Professor Yoo's testimony is worth reading in full. His bottom line: Instead of enacting new laws or regulations, "[t]he better solution is to pursue what I have called 'network diversity,' in which different providers are permitted to experiment with different approaches and to let the choices of consumers control the ultimate outcome."
Here are some highlights that lead him to this conclusion:
- "Internet traffic is growing not only in terms of size, but also in sophistication. During the Internet’s initial phase, the primary applications were e-mail and web browsing. For these applications, delays of a fraction of a second were virtually unnoticeable. The current Internet is increasingly dominated by more sophisticated applications such as streaming media, online gaming, telemedicine, and virtual worlds, which are often much more bandwidth intensive and much less tolerant of delay. The most important development is the deployment of IP video, which some experts estimate will cause that traffic to grow once again at a rate of 90% to 100% each year. Network providers are pursuing a number of strategies to meet this rapidly increasing demand.
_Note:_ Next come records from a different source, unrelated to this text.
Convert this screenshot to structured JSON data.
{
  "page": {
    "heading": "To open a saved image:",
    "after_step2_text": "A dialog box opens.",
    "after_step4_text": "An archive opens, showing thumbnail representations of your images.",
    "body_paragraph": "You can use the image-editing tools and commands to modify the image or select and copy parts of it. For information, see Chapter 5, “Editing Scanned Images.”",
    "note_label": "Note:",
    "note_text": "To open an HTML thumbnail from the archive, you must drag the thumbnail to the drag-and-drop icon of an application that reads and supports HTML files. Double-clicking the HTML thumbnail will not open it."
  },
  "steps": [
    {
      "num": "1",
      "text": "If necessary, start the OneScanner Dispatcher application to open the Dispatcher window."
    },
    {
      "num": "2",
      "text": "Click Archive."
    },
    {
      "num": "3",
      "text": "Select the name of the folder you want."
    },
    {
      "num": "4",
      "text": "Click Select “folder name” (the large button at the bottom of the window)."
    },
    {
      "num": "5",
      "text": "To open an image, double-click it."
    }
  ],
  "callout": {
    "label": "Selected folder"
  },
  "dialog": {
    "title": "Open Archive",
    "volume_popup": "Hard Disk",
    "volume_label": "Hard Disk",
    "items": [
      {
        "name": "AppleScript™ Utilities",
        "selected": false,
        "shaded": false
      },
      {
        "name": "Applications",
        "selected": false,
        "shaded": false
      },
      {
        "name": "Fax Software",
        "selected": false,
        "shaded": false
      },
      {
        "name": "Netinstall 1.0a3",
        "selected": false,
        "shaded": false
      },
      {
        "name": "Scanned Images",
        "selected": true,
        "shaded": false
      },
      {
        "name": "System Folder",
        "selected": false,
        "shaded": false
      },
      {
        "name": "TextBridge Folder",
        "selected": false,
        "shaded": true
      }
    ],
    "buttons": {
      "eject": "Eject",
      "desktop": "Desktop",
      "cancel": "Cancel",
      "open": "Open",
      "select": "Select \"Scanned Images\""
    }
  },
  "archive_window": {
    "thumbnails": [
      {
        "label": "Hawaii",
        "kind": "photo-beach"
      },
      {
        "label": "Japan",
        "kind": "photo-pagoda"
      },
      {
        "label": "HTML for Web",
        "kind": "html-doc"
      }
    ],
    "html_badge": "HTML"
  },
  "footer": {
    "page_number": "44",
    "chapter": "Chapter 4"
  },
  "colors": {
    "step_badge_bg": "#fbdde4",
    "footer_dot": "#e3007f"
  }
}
Unlike the initial transition to broadband, which only required reconditioning existing cable and telephone technologies, the new strategies require significantly greater capital investments."
- "But perhaps the most important and most often overlooked development is the emergence of wireless as a major broadband competitor. The most recent FCC data reveal that wireless has skyrocketed from having no subscribers as of the beginning on of 2005 to controlling 35 million subscribers and 35% of the market for high-speed lines as of June 2007. Published reports indicate that wireless broadband has continued to grow rapidly. The result is that the broadband industry is becoming increasingly competitive. Even network neutrality proponents concede that an increase in competition undercuts the justification for regulatory intervention."
- "Network providers must thus make decisions that involve difficult tradeoffs based on their best guess of what the future will bring. These considerations underscore the problems associated with any one-size-fits-all solution to the Internet. The network now consists of very different transmission technologies, each of which is susceptible to different problems and different solutions. In addition, the number of potential solutions is vast, including building additional bandwidth, storing content locally, and network management."
- "Thus, in order to protect against 'death by a thousand cuts,' any regulator would have to undertake comprehensive oversight of essentially all facets of the business relationship between the parties. The challenge of doing so would be particularly demanding in industries like broadband, which are undergoing rapid technological change. This has led many commentators to conclude that any attempts to mandate access to such complex technologies are likely to prove futile. Indeed, past efforts to impose similar access regimes, such the controversy over protocol conversion and vertical switching services under the Computer Inquiries, leased access to cable television networks, and unbundled access to network elements under the 1996 Act, have become bogged down in incessant controversies and litigation."
In the past several years, Professor Yoo has emerged as one of the leading scholars on the "law and economics" of network industries, particularly with respect to broadband and the Internet. I am under no illusion that his testimony will put to rest the campaign by all of the net neutrality advocates for the enactment of new "neutrality" laws and regulations. But I do remain hopeful that it will give pause to at least some of these advocates.
With all the changes and dynamism occurring in the marketplace and in technology described by Professor Yoo, now is not the time to risk stultifying and ossifying the Internet by adding new laws and regulations that are likely to prove to be straitjackets with unforeseen and unpredictable consequences.